Patrolman Joseph Kubacki died on May 24, 1924, one month after being shot in the line of duty. Patrolman Kubacki was shot in the left thigh about 1 a.m. on April 23rd, 1924, by automobile bandits he was pursuing down an alley between W. Mineral and W. Washington Streets and 12th and 13th Streets.
Patrolman Kubacki encounter the men in a stolen car and called upon them to halt. Instead they started the car down the alley. Patrolman Kubacki fired shots into the air. One of the occupants fired back at Patrolman Kubacki with a bullet striking him in his left thigh.
The bullet entered the thigh and took a downward course. It passed through the knee cap, severing an artery. This was the immediate cause of death. Patrolman Kubacki died the evening of May 24th, 1924.
Patrolman Kubacki was appointed to the Milwaukee Police Department April 1, 1919, serving five years.

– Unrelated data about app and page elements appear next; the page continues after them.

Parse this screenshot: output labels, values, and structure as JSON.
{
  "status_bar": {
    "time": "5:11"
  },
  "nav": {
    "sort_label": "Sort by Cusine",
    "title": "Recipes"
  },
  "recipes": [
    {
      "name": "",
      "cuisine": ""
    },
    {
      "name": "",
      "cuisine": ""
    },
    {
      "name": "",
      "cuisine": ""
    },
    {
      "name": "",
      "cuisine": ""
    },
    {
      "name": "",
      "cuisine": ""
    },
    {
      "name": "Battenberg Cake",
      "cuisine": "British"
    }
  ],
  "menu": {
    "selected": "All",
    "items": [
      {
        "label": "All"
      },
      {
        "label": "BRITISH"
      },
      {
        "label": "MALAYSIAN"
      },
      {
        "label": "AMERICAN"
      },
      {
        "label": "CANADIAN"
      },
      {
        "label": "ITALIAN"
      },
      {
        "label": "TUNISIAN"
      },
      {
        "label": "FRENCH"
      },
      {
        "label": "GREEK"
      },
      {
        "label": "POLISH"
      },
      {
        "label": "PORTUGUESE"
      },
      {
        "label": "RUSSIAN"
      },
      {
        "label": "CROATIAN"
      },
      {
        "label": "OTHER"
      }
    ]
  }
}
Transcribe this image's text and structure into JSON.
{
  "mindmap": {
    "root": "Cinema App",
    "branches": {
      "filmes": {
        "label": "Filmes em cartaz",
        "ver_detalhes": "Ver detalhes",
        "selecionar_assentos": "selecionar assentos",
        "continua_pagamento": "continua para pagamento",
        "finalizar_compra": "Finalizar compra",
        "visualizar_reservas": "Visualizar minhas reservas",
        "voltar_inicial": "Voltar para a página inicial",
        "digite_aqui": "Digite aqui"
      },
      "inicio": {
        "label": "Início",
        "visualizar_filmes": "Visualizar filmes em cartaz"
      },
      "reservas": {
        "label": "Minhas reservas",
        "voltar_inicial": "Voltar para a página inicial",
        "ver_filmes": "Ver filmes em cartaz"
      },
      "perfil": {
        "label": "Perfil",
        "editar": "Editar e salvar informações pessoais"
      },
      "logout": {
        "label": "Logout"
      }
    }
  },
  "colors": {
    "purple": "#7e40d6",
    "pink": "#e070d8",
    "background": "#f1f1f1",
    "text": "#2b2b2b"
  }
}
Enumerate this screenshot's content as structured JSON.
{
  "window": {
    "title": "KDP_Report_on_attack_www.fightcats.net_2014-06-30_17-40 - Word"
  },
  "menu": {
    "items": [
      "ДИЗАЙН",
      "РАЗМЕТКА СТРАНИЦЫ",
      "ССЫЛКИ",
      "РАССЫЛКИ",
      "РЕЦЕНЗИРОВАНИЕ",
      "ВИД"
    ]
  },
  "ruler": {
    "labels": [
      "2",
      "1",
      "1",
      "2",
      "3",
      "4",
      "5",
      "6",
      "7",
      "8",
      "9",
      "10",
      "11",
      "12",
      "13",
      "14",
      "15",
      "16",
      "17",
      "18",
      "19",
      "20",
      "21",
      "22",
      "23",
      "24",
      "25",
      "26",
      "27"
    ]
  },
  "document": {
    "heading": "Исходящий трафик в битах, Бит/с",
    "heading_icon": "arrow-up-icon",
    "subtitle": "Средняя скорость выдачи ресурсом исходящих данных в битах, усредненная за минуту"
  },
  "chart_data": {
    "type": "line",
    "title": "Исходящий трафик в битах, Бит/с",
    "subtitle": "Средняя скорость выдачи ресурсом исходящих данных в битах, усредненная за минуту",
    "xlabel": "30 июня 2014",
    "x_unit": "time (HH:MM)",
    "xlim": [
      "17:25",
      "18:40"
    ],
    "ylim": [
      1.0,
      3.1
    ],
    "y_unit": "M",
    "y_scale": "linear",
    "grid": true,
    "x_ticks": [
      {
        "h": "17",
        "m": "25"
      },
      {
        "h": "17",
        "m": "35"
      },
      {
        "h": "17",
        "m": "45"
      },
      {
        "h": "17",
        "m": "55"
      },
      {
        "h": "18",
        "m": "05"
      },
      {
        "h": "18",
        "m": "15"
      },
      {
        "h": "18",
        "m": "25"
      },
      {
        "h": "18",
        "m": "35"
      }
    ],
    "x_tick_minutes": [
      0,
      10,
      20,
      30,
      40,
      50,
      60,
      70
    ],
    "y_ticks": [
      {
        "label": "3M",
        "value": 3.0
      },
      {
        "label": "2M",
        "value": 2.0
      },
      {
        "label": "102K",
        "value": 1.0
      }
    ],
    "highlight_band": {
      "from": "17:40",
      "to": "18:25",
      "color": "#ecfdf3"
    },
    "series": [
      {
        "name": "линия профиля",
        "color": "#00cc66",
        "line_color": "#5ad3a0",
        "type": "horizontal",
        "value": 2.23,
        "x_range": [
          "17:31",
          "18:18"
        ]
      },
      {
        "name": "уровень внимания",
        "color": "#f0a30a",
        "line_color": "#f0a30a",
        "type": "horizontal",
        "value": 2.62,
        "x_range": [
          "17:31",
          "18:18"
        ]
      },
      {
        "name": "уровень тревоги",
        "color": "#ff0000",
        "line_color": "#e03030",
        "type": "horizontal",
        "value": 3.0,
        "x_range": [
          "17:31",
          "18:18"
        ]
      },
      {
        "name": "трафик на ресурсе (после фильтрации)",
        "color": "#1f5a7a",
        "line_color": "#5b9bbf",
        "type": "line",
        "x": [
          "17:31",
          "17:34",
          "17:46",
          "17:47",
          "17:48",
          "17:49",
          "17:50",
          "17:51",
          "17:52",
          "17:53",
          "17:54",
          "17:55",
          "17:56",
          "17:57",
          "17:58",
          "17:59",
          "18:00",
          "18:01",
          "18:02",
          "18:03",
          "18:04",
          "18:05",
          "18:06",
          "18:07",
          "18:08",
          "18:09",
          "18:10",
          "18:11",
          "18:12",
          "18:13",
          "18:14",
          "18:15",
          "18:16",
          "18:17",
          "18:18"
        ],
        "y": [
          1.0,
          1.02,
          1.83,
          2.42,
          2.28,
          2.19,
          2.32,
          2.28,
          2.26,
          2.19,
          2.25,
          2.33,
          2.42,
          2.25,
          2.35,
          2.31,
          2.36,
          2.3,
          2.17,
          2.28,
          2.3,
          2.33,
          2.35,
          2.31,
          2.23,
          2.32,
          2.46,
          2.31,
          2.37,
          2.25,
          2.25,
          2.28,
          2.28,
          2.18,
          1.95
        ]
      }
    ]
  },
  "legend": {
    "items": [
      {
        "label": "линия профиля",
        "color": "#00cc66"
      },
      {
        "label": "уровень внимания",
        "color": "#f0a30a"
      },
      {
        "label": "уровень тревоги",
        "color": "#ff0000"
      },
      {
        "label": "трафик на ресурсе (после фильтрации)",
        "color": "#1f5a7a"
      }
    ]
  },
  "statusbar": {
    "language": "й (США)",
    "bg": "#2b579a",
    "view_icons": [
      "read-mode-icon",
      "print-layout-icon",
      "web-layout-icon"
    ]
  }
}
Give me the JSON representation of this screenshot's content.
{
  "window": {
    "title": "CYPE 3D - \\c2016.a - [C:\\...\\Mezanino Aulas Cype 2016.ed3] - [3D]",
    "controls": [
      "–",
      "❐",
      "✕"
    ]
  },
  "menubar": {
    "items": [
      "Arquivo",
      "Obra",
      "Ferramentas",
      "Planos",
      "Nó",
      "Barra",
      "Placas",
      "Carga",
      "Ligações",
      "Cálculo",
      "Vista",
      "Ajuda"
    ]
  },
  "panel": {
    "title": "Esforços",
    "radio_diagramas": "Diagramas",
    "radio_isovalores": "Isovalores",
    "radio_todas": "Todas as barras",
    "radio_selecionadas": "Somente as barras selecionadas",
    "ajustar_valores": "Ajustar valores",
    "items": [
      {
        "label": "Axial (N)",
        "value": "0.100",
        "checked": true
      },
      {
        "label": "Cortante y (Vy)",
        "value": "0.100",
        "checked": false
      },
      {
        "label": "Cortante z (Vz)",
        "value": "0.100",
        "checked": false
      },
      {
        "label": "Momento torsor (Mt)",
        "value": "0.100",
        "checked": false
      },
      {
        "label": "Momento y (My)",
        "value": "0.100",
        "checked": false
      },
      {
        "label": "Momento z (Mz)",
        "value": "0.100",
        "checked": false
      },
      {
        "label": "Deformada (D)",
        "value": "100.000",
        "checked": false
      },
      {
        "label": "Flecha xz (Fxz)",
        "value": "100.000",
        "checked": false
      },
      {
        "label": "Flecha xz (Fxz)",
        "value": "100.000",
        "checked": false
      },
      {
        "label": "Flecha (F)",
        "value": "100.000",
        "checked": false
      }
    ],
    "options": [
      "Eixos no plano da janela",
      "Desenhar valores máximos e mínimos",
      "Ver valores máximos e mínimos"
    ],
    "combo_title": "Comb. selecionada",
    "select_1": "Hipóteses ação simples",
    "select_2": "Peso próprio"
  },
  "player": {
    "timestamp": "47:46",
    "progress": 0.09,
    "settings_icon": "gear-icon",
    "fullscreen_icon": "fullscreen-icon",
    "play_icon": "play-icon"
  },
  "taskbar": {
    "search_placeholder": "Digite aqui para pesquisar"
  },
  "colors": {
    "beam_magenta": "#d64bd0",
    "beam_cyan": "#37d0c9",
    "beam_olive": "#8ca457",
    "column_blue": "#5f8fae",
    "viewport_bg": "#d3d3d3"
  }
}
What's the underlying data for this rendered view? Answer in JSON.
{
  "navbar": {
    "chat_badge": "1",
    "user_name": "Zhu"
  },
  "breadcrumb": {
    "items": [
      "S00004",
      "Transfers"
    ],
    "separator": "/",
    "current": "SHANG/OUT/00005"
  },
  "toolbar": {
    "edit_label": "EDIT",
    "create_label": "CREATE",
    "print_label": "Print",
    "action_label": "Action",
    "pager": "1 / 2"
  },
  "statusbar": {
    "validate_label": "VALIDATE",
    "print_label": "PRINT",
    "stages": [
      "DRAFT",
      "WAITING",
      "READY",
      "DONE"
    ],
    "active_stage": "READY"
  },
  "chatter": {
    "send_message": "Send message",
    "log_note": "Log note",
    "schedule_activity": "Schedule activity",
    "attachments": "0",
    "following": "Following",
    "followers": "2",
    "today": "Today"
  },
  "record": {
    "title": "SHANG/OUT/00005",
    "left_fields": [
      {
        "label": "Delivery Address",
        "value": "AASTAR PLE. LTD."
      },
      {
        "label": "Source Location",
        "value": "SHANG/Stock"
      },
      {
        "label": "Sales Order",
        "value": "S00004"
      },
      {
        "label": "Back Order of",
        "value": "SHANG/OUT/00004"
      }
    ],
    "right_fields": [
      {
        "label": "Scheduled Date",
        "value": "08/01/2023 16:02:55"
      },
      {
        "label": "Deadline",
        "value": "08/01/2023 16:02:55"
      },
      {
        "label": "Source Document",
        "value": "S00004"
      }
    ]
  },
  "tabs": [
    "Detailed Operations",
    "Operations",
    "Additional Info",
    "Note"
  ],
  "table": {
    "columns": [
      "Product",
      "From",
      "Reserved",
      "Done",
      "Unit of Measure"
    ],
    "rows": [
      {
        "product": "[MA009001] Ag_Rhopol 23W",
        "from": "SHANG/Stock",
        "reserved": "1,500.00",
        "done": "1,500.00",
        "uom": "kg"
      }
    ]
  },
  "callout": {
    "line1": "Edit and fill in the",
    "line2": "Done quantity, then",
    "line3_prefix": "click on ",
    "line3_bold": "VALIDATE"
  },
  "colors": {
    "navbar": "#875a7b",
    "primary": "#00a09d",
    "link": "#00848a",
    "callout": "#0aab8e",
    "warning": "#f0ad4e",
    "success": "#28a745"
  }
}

He was 30-years-old and married.
On the night of December 18, 1924, a man caused a moonshine-fueled disturbance at his brother’s house at the sight of the latest fashion trend: bobbed hair.
As he continued to berate the mother of the two girls, ages 9 and 11, the man fled the house and found a policeman on a nearby corner. Together they returned to the home on N. 5th Street between W. Clarke and W. Wright Streets.
Almost immediately, Officer Luedtke began to struggle with the uncle and the fight got pushed out the back door. They had gone down two steps when the man put a revolver against Officer Luedtke’s abdomen and pulled the trigger twice. Officer Luedtke fell and the killer leaned over and fired one more shot into the motionless policeman in view of the mother and girls. A neighbor, hearing the commotion, rushed over and began fighting with the uncle and managed to disarm him. The uncle fled and was captured the following day.
Upon being arrested, he pleaded he had been drunk and did not know he had shot Officer Luedtke. A jury, however, needed only five minutes to find him guilty of first-degree murder and sentenced to life in prison.
Officer Luedtke had served with the Milwaukee Police Department for three years. He was survived by his wife and four-year-old daughter.
Motorcycle Patrolman William Kaemmerling died on January 28, 1922, of his injuries after being involved in a crash on his motorcycle two days earlier. Patrolman Kaemmerling suffered a fractured skull and broken neck when his motorcycle collided with one being driven by a postal messenger.
The accident occurred on Grand Avenue, now known as Wisconsin Avenue, between N. 13th and N. 14th Streets around 11:30. Kaemmerling was driving west and the postal messenger was driving east, when one of them pulled out to pass a car.
Patrolman Kaemmerling was thrown to the street and lost consciousness. The other driver was not injured.
Patrolman Kaemmerling was 27-years-old and had been with the Milwaukee Police Department for five years. He died on the three-year anniversary of being on the motorcycle. Patrolman Kaemmerling was married with two children.